That time does come. Annemarie never thought it would. Copenhagen, though German soldiers stand on every corner and pink-frosted cupcakes are a thing of the past, still seems like a safe place. Even after occupation, King Christian continued to ride his horse, Jubilee, through the streets and the Danes remain fiercely loyal to him. They would give their lives to protect him. “All of Denmark is his bodyguard.” But one day soldiers do come come after Jewish families like Ellen’s, and Annemarie is called on to be very, very brave.

“Now she–and all the Danes–were to be a bodyguard for Ellen, and Ellen’s parents, and all of Denmark’s Jews.”

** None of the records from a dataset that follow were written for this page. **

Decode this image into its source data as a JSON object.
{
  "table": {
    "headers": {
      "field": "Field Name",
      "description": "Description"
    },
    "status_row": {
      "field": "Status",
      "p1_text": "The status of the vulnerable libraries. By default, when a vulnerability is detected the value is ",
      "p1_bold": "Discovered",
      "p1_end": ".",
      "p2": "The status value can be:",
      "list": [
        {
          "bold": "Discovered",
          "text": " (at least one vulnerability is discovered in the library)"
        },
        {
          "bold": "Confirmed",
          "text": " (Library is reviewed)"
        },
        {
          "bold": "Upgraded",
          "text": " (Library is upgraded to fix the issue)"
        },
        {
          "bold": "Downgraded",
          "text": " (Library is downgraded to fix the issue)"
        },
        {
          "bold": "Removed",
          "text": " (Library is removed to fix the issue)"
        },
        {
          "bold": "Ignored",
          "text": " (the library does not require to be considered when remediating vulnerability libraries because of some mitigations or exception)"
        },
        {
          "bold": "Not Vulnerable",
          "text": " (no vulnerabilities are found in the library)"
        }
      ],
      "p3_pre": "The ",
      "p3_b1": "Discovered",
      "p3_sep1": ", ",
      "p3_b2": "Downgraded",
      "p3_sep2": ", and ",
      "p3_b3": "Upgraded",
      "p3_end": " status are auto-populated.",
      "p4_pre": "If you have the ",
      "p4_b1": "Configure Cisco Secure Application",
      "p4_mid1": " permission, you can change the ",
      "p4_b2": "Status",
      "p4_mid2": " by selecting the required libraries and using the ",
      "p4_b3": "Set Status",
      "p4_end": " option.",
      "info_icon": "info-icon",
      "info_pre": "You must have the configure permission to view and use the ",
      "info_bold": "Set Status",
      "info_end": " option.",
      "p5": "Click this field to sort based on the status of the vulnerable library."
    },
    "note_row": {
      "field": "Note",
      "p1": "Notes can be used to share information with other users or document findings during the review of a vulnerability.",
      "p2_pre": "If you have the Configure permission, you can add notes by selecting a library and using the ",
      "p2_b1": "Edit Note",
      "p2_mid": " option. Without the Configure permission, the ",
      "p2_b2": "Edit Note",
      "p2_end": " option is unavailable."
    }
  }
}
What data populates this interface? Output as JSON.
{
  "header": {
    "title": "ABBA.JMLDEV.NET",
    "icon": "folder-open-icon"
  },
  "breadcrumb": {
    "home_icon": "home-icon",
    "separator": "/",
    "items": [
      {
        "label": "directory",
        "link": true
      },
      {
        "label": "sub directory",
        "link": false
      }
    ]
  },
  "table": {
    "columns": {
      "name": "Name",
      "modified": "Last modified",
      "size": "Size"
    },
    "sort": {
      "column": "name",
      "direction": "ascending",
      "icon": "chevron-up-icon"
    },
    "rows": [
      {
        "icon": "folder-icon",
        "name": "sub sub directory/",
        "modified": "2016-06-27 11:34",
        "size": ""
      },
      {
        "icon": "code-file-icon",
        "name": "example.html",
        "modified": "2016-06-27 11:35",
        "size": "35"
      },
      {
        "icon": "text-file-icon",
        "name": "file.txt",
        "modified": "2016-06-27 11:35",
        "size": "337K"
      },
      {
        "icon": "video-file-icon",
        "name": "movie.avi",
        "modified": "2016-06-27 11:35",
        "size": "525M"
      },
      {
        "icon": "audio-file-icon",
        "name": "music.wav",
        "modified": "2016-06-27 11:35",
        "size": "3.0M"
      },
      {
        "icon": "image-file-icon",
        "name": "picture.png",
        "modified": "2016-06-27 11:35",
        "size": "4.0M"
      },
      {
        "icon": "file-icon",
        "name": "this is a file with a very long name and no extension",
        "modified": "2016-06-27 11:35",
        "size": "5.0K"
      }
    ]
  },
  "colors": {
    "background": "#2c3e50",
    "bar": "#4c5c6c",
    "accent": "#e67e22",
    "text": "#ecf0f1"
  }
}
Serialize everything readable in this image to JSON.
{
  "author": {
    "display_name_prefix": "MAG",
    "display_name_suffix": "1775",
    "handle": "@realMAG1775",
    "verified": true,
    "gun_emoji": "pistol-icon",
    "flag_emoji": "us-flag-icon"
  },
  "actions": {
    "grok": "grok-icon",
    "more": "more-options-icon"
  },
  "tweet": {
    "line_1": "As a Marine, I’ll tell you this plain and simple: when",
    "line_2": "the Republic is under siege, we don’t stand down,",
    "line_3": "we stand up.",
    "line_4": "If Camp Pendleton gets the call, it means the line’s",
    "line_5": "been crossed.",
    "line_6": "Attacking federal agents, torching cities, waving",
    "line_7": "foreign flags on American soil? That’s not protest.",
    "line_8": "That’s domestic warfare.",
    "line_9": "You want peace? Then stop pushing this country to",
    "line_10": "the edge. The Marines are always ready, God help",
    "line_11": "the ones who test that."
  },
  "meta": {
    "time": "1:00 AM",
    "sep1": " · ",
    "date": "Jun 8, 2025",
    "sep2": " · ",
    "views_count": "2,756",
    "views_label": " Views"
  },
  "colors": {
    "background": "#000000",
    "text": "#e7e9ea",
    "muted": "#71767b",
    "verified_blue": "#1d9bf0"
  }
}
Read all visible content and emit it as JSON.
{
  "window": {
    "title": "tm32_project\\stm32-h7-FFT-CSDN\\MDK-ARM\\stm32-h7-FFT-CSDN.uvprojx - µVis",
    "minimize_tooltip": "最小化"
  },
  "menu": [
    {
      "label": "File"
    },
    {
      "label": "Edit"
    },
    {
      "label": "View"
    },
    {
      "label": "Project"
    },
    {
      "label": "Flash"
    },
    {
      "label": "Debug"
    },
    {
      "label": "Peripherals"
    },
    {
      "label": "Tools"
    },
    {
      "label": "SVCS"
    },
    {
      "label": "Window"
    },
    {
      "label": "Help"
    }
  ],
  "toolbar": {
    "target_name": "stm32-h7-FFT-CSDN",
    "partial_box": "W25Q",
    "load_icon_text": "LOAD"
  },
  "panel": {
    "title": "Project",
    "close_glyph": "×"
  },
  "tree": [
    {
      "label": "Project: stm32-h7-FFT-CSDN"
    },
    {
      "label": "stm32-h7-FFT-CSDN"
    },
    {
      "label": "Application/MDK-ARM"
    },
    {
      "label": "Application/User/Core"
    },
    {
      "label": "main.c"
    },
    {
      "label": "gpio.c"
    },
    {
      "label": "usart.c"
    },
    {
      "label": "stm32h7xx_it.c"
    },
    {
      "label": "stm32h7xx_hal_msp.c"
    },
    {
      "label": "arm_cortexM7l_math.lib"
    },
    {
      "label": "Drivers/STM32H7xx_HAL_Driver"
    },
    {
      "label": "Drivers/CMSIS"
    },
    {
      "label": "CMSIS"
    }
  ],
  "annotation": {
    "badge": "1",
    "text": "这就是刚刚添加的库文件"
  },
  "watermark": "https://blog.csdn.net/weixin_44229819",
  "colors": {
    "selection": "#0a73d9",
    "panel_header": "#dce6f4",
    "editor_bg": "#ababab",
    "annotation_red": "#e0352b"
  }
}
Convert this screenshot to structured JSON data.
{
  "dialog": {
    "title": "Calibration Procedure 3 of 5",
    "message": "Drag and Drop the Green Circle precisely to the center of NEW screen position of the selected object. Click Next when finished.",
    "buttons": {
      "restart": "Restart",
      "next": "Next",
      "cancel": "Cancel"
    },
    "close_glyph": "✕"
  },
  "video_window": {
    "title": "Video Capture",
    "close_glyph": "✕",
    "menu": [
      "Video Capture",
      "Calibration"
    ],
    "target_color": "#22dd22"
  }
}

Number the Stars is a remarkable book that should certainly be read with a pink-frosted cupcake in honor of all those who found the courage to stand against the Nazi regime.


I read Number the Stars with my boys as part of a social studies curriculum in conjunction with two other books of note that I would like to mention. The first is an adaptation of The Diary of Anne Frank which is appropriate for a young audience. It’s called Anne Frank, written by Susanna Davidson, and put out by Scholastic. Though only 65 pages in length, it is extremely well done and filled with real pictures, timelines and facts. There also happens to be an excellent BBC dramatization of the original title that streams on Netflix. It’s done in a series of five half hour segments.

The second book is called The Secret Room and is available through Amazon, but it’s also free online. It’s a condensed version of The Hiding Place, by Corrie Ten Boom. Religious in nature, it’s the powerful story of a Dutch family who hides Jews in their home and is discovered the the secret police. It tells of the time Corrie and her sister spend in a concentration camp, but it is written at a child’s emotional level. There is a movie called The Hiding Place, which we watched as well. It was made in the late 70′s, I believe, and is a bit slow in places, but it’s another visual tool to help kids learn about this period in history.

All three books and both movies are appropriate for age 9+. In fact, my seven-year-old listened in.

The Black Cauldron (Chronicles of Prydain, book two), by Lloyd Alexander, 1965, Book Review

The wonderful group of companions that overcame danger and evil in book one of the Chronicles of Prydain return for a second bold adventure in The Black Cauldron. This time, Taran is called away by Prince Gwydion on a quest to seize the cauldron that belongs to the evil Lord Arawn. Within this vessel the Dark Lord creates his cauldron-born, those “mute and deathless warriors who serve the Lord of Annuvin. These are the bodies of the slain, steeped in Arawn’s cauldron to give them life again.” To diminish the evil that threatens all of Prydain, the cauldron MUST be destroyed.

Taran, ever ready to prove his budding manhood, leaps at the opportunity. So, too, does the ever-faithful Gurgi with his poor tender head and Princess Eilonwy whose mouth never does stop running, even though the two have been commanded to stay behind. They join Fflewddur Flam, who is still having a great deal of trouble with snapping harp strings, and the dwarf, Doli, who has at last mastered the art of becoming invisible, though it does make his ears buzz something terrible. (“Hornets! Wasps! A whole swarm of bees!”) Yet our companions soon learn the Black Cauldron can only be destroyed at the highest cost, that of a life willingly given.

And so, Taran Pig-Keeper’s second adventure proves as dangerous, fun and rewarding as the last. Maybe it’s even meant to be, “for there is a destiny laid on everything; on big, ugly Crochans as well as poor ugly ducklings, and a destiny laid even on us.” And through it Taran learns some valuable lessons about friendship, honor, betrayal and forgiveness. “It is easy to judge evil unmixed,” Gwydion tells him, “but alas, in most of us good and bad are closely woven as the threads on a loom; greater wisdom than mine is needed for the judging.” Wisdom, perhaps, that we all need to keep in mind when we’re wronged.

The Chronicles of Prydain is turning out to be absolutely remarkable and worthy of its legendary status. (And they’re all newly on Kindle!) This volume won Newbery Honors in 1966. This series is highly, highly recommended–my very highest recommendation–for middle readers 8-13.

My reviews of the other books in this series: